**EXERCISE:** Could you restate every record below word for word?
+ + + + + + +
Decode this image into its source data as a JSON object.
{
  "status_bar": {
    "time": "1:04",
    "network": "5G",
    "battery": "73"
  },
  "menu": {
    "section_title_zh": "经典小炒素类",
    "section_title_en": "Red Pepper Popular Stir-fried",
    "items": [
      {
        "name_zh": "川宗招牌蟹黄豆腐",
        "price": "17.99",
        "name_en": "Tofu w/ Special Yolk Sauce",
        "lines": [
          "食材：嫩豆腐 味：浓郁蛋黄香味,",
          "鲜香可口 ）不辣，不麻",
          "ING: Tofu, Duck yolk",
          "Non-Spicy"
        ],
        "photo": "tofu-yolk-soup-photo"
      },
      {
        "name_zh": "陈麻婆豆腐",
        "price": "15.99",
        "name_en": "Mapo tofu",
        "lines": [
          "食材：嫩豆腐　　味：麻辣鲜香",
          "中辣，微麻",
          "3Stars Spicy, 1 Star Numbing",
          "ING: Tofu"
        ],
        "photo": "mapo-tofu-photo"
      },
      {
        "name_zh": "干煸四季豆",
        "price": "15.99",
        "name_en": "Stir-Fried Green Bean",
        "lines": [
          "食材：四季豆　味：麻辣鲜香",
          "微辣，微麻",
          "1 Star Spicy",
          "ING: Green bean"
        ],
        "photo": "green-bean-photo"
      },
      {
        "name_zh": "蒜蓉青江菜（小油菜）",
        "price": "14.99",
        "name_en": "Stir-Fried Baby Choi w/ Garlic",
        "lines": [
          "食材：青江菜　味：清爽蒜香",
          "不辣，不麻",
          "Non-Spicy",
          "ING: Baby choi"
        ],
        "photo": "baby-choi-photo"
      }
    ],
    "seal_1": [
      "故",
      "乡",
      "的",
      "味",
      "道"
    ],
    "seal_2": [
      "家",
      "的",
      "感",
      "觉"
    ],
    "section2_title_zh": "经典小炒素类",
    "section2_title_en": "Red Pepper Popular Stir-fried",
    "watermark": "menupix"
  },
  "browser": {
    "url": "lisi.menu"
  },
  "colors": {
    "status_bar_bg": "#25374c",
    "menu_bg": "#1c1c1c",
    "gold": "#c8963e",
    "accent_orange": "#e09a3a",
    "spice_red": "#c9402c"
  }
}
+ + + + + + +
**ANSWER TO THIS PROBLEM:**
Decode this image into its source data as a JSON object.
{
  "status_bar": {
    "time": "1:04",
    "network": "5G",
    "battery": "73"
  },
  "menu": {
    "section_title_zh": "经典小炒素类",
    "section_title_en": "Red Pepper Popular Stir-fried",
    "items": [
      {
        "name_zh": "川宗招牌蟹黄豆腐",
        "price": "17.99",
        "name_en": "Tofu w/ Special Yolk Sauce",
        "lines": [
          "食材：嫩豆腐 味：浓郁蛋黄香味,",
          "鲜香可口 ）不辣，不麻",
          "ING: Tofu, Duck yolk",
          "Non-Spicy"
        ],
        "photo": "tofu-yolk-soup-photo"
      },
      {
        "name_zh": "陈麻婆豆腐",
        "price": "15.99",
        "name_en": "Mapo tofu",
        "lines": [
          "食材：嫩豆腐　　味：麻辣鲜香",
          "中辣，微麻",
          "3Stars Spicy, 1 Star Numbing",
          "ING: Tofu"
        ],
        "photo": "mapo-tofu-photo"
      },
      {
        "name_zh": "干煸四季豆",
        "price": "15.99",
        "name_en": "Stir-Fried Green Bean",
        "lines": [
          "食材：四季豆　味：麻辣鲜香",
          "微辣，微麻",
          "1 Star Spicy",
          "ING: Green bean"
        ],
        "photo": "green-bean-photo"
      },
      {
        "name_zh": "蒜蓉青江菜（小油菜）",
        "price": "14.99",
        "name_en": "Stir-Fried Baby Choi w/ Garlic",
        "lines": [
          "食材：青江菜　味：清爽蒜香",
          "不辣，不麻",
          "Non-Spicy",
          "ING: Baby choi"
        ],
        "photo": "baby-choi-photo"
      }
    ],
    "seal_1": [
      "故",
      "乡",
      "的",
      "味",
      "道"
    ],
    "seal_2": [
      "家",
      "的",
      "感",
      "觉"
    ],
    "section2_title_zh": "经典小炒素类",
    "section2_title_en": "Red Pepper Popular Stir-fried",
    "watermark": "menupix"
  },
  "browser": {
    "url": "lisi.menu"
  },
  "colors": {
    "status_bar_bg": "#25374c",
    "menu_bg": "#1c1c1c",
    "gold": "#c8963e",
    "accent_orange": "#e09a3a",
    "spice_red": "#c9402c"
  }
}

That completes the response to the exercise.